There are two main types of flaxseed: golden flaxseed and brown flaxseed. Their nutritional profiles are very similar and both contain the same number of short-chain omega-3 fatty acids.
The American Nutrition Association highlighted the importance of this "neglected food," stating that flaxseed is not only "an excellent source of two fatty acids that are essential for human health - linoleic acid and alpha-linolenic acid," but also, "an excellent source of fiber and a good source of minerals and vitamins."1
Flaxseed is very low in Cholesterol and Sodium.
Nutritional value of flaxseed per 20 g (2 tbsp)
|Energy - 54.7 kcal (DV = 3%)||Carbohydrates - 3.0 g (DV = 1%)|
|Sugars - 0.2 g||Dietary fiber - 2.8 g (DV = 11%)|
|Fat - 4.3 g (DV = 7%)||Saturated fat - 0.4 g (DV = 2%)|

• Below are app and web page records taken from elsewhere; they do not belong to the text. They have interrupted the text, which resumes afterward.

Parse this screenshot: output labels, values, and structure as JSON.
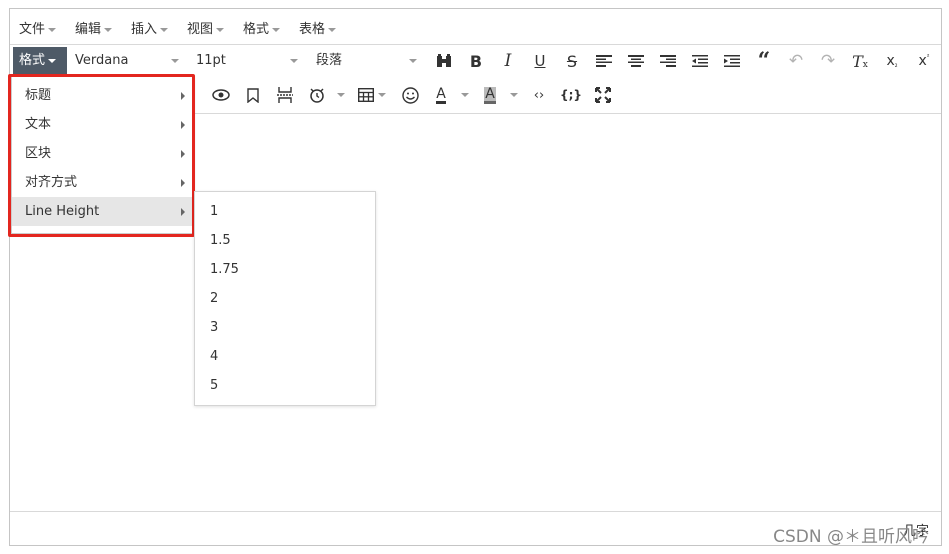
{
  "menubar": {
    "items": [
      "文件",
      "编辑",
      "插入",
      "视图",
      "格式",
      "表格"
    ]
  },
  "toolbar": {
    "format_label": "格式",
    "font_family": "Verdana",
    "font_size": "11pt",
    "block_format": "段落",
    "row1_icons": [
      "find-icon",
      "bold-icon",
      "italic-icon",
      "underline-icon",
      "strikethrough-icon",
      "align-left-icon",
      "align-center-icon",
      "align-right-icon",
      "outdent-icon",
      "indent-icon",
      "blockquote-icon",
      "undo-icon",
      "redo-icon",
      "clear-format-icon",
      "subscript-icon",
      "superscript-icon"
    ],
    "row2_icons": [
      "preview-icon",
      "bookmark-icon",
      "page-break-icon",
      "datetime-icon",
      "table-icon",
      "emoticons-icon",
      "text-color-icon",
      "background-color-icon",
      "code-icon",
      "code-sample-icon",
      "fullscreen-icon"
    ]
  },
  "format_menu": {
    "items": [
      {
        "label": "标题"
      },
      {
        "label": "文本"
      },
      {
        "label": "区块"
      },
      {
        "label": "对齐方式"
      },
      {
        "label": "Line Height"
      }
    ],
    "active_index": 4
  },
  "line_height_menu": {
    "options": [
      "1",
      "1.5",
      "1.75",
      "2",
      "3",
      "4",
      "5"
    ]
  },
  "statusbar": {
    "word_count": "几字"
  },
  "watermark": "CSDN @＊且听风吟",
  "colors": {
    "highlight_border": "#e3261f",
    "format_button_bg": "#4e5a67",
    "active_item_bg": "#e6e6e6"
  }
}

|Monounsaturated fat - 0.8 g||Polyunsaturated fat - 2.9 g|
|Protein - 1.9 g (DV = 4%)||Thiamine (vit B1) - 0.2mg (DV = 11%)|
|Riboflavin 0.0mg||Niacin (vit. B3) - 0.3mg (DV = 2%)|

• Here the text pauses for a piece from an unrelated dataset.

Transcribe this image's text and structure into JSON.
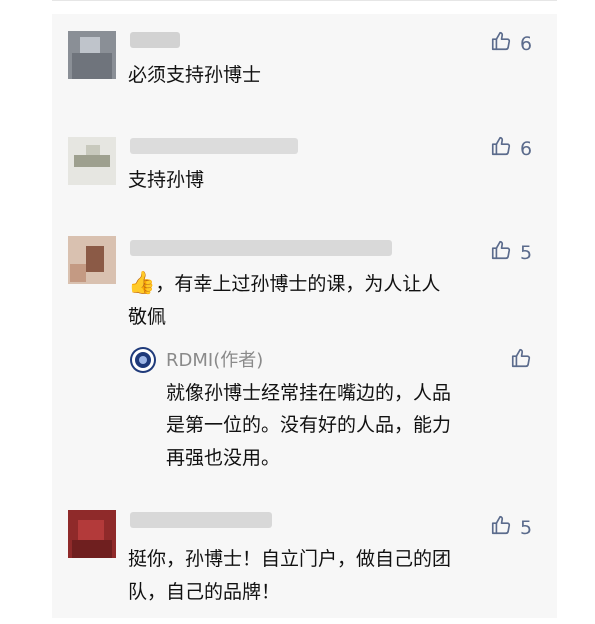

|Pantothenic acid (B5) - 0.1mg (DV = 1%)||Vitamin B6 - 0.0 mg|
|Folate - 8.9 mcg (DV = 2%)||Vitamin C - 0.1 mg (DV = 0%)|

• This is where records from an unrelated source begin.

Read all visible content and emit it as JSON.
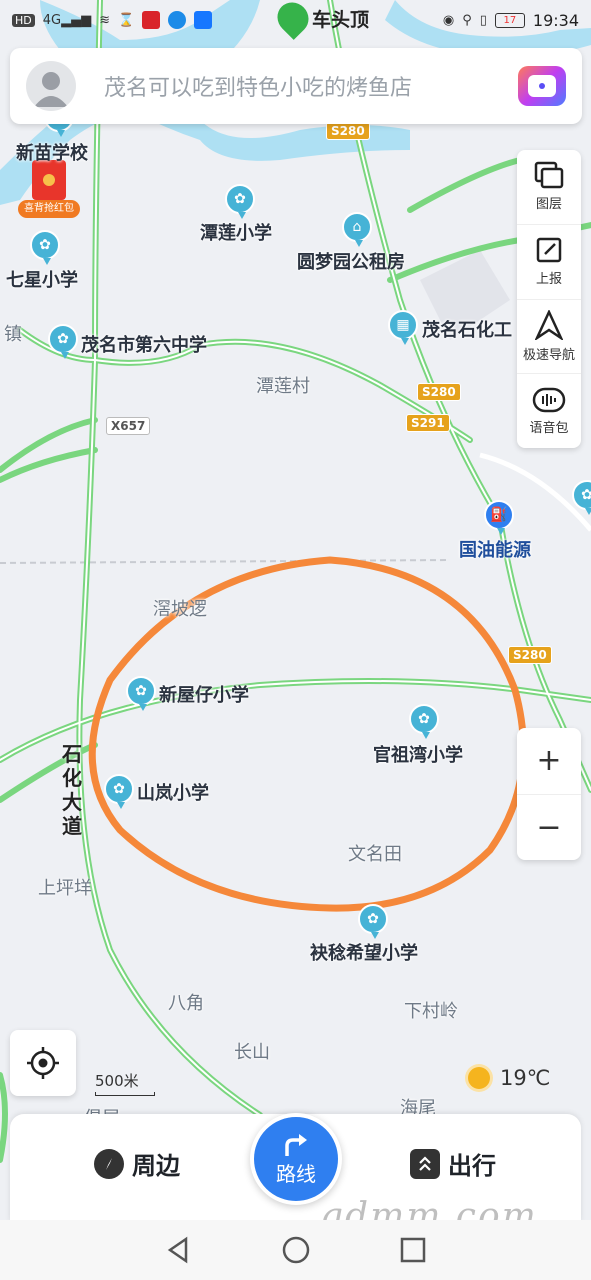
{
  "status_bar": {
    "left_icons": [
      "hd-icon",
      "signal-4g-icon",
      "wifi-icon",
      "hourglass-icon",
      "mic-app-icon",
      "browser-app-icon",
      "alipay-icon"
    ],
    "network_label": "HD",
    "signal_label": "4G",
    "location_title": "车头顶",
    "battery": "17",
    "time": "19:34"
  },
  "search": {
    "placeholder": "茂名可以吃到特色小吃的烤鱼店"
  },
  "toolbar": {
    "layers": "图层",
    "report": "上报",
    "fast_nav": "极速导航",
    "voice_pack": "语音包"
  },
  "zoom": {
    "in": "+",
    "out": "−"
  },
  "scale": "500米",
  "weather": {
    "temp": "19℃"
  },
  "bottom_nav": {
    "nearby": "周边",
    "route": "路线",
    "travel": "出行"
  },
  "watermark": "gdmm.com",
  "map": {
    "places": [
      {
        "name": "新苗学校",
        "kind": "poi"
      },
      {
        "name": "潭莲小学",
        "kind": "poi"
      },
      {
        "name": "圆梦园公租房",
        "kind": "poi"
      },
      {
        "name": "七星小学",
        "kind": "poi"
      },
      {
        "name": "茂名市第六中学",
        "kind": "poi"
      },
      {
        "name": "茂名石化工",
        "kind": "poi"
      },
      {
        "name": "潭莲村",
        "kind": "area"
      },
      {
        "name": "国油能源",
        "kind": "poi"
      },
      {
        "name": "滘坡逻",
        "kind": "area"
      },
      {
        "name": "新屋仔小学",
        "kind": "poi"
      },
      {
        "name": "官祖湾小学",
        "kind": "poi"
      },
      {
        "name": "山岚小学",
        "kind": "poi"
      },
      {
        "name": "文名田",
        "kind": "area"
      },
      {
        "name": "上坪垟",
        "kind": "area"
      },
      {
        "name": "袂稔希望小学",
        "kind": "poi"
      },
      {
        "name": "八角",
        "kind": "area"
      },
      {
        "name": "下村岭",
        "kind": "area"
      },
      {
        "name": "长山",
        "kind": "area"
      },
      {
        "name": "海尾",
        "kind": "area"
      },
      {
        "name": "镇",
        "kind": "area"
      },
      {
        "name": "倡屋",
        "kind": "area"
      }
    ],
    "roads": [
      "S280",
      "S280",
      "S291",
      "X657",
      "S280"
    ],
    "avenue": "石化大道",
    "red_packet": "喜背抢红包"
  },
  "colors": {
    "road_green": "#7ad67f",
    "river_blue": "#aee0f3",
    "circle_orange": "#f5883a",
    "route_blue": "#2f7ff0"
  }
}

|Calcium - 26.1mg (DV = 3%)||Iron - 0.6mg (DV = 3%)|
|Magnesium - 40.2 mg (DV = 10%)||Phosphorus - 65.8mg (DV = 7%)|
|Potassium - 83.3 mg (DV = 2%)||Zinc - 0.4mg (DV = 3%)|
Source: USDA Nutrient Database
Flaxseeds are rich in:
Lignans are one of the major classes of phytoestrogens. They are estrogen-like chemical compounds with antioxidant qualities, able to scavenge free radicals in the body. Flaxseed is considered to be one of the best sources of lignans (0.3 g per 100g). A study, published in the journal Critical Reviews in Clinical Laboratory Sciences, concluded that "lignan-rich diets may be beneficial, particularly if consumed for life."2
Flaxseeds (also called linseeds) are a rich source of micronutrients, dietary fiber, manganese, vitamin B1, and the essential fatty acid alpha-linolenic acid, also known as ALA or omega-3.
Flaxseed is rich in both soluble fiber (dissolves in water) and insoluble fiber (does not dissolve in water). According to Mayo Clinic3, "soluble fiber dissolves with water and creates a gel-like substance that helps to lower blood cholesterol and glucose levels." Whereas insoluble fiber "absorbs water, which adds bulk to your digestive tract and helps to move things through quickly."
Omega-3 fatty acids
These are considered to be "good fats" that are beneficial for the heart. These essential acids are only obtainable by eating the right foods; the human body is not able to produce them.
Potential side effects of consuming flaxseed
Even though research on the safety of taking flaxseed during pregnancy is scarce, pregnant women should stay on the safe side and avoid consuming flaxseed because of its estrogen-like properties which doctors believe may affect pregnancy outcome.
In addition, people suffering from a bowel obstruction should avoid flaxseed too (because of its high level of fiber), according to the University of Maryland Medical Center.5
Side effects associated with flaxseed consumption include:
If you've enjoyed reading about the potential health benefits of flaxseed, why not take a look at our collection of articles about other healthy foods.
Written by Joseph Nordqvist
Reviewed by Megan Ware, RDN, LD